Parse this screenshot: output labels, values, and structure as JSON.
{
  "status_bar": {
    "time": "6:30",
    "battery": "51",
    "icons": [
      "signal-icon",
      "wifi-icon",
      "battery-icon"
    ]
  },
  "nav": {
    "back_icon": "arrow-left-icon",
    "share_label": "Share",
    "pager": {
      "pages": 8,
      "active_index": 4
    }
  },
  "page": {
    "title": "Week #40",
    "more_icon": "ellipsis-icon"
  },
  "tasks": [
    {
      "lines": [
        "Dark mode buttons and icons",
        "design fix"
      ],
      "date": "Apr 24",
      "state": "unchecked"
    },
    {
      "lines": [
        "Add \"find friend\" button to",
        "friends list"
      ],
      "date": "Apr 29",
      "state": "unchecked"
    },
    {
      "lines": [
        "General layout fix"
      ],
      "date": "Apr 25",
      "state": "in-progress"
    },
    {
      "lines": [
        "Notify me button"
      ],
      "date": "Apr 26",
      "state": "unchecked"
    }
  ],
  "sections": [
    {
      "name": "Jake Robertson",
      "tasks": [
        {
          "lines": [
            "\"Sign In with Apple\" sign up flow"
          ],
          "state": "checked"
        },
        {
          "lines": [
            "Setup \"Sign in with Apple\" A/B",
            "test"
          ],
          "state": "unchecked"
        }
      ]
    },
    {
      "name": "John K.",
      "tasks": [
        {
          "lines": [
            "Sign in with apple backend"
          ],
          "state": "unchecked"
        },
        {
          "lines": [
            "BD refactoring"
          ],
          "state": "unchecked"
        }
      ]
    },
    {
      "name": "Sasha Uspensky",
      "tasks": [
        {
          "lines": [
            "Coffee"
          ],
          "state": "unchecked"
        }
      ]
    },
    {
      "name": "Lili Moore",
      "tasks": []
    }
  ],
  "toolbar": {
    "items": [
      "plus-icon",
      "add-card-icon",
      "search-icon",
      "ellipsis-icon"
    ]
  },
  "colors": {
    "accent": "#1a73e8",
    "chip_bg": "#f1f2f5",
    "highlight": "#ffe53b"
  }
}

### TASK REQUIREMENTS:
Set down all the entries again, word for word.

### ANSWER BOX:
Parse this screenshot: output labels, values, and structure as JSON.
{
  "status_bar": {
    "time": "6:30",
    "battery": "51",
    "icons": [
      "signal-icon",
      "wifi-icon",
      "battery-icon"
    ]
  },
  "nav": {
    "back_icon": "arrow-left-icon",
    "share_label": "Share",
    "pager": {
      "pages": 8,
      "active_index": 4
    }
  },
  "page": {
    "title": "Week #40",
    "more_icon": "ellipsis-icon"
  },
  "tasks": [
    {
      "lines": [
        "Dark mode buttons and icons",
        "design fix"
      ],
      "date": "Apr 24",
      "state": "unchecked"
    },
    {
      "lines": [
        "Add \"find friend\" button to",
        "friends list"
      ],
      "date": "Apr 29",
      "state": "unchecked"
    },
    {
      "lines": [
        "General layout fix"
      ],
      "date": "Apr 25",
      "state": "in-progress"
    },
    {
      "lines": [
        "Notify me button"
      ],
      "date": "Apr 26",
      "state": "unchecked"
    }
  ],
  "sections": [
    {
      "name": "Jake Robertson",
      "tasks": [
        {
          "lines": [
            "\"Sign In with Apple\" sign up flow"
          ],
          "state": "checked"
        },
        {
          "lines": [
            "Setup \"Sign in with Apple\" A/B",
            "test"
          ],
          "state": "unchecked"
        }
      ]
    },
    {
      "name": "John K.",
      "tasks": [
        {
          "lines": [
            "Sign in with apple backend"
          ],
          "state": "unchecked"
        },
        {
          "lines": [
            "BD refactoring"
          ],
          "state": "unchecked"
        }
      ]
    },
    {
      "name": "Sasha Uspensky",
      "tasks": [
        {
          "lines": [
            "Coffee"
          ],
          "state": "unchecked"
        }
      ]
    },
    {
      "name": "Lili Moore",
      "tasks": []
    }
  ],
  "toolbar": {
    "items": [
      "plus-icon",
      "add-card-icon",
      "search-icon",
      "ellipsis-icon"
    ]
  },
  "colors": {
    "accent": "#1a73e8",
    "chip_bg": "#f1f2f5",
    "highlight": "#ffe53b"
  }
}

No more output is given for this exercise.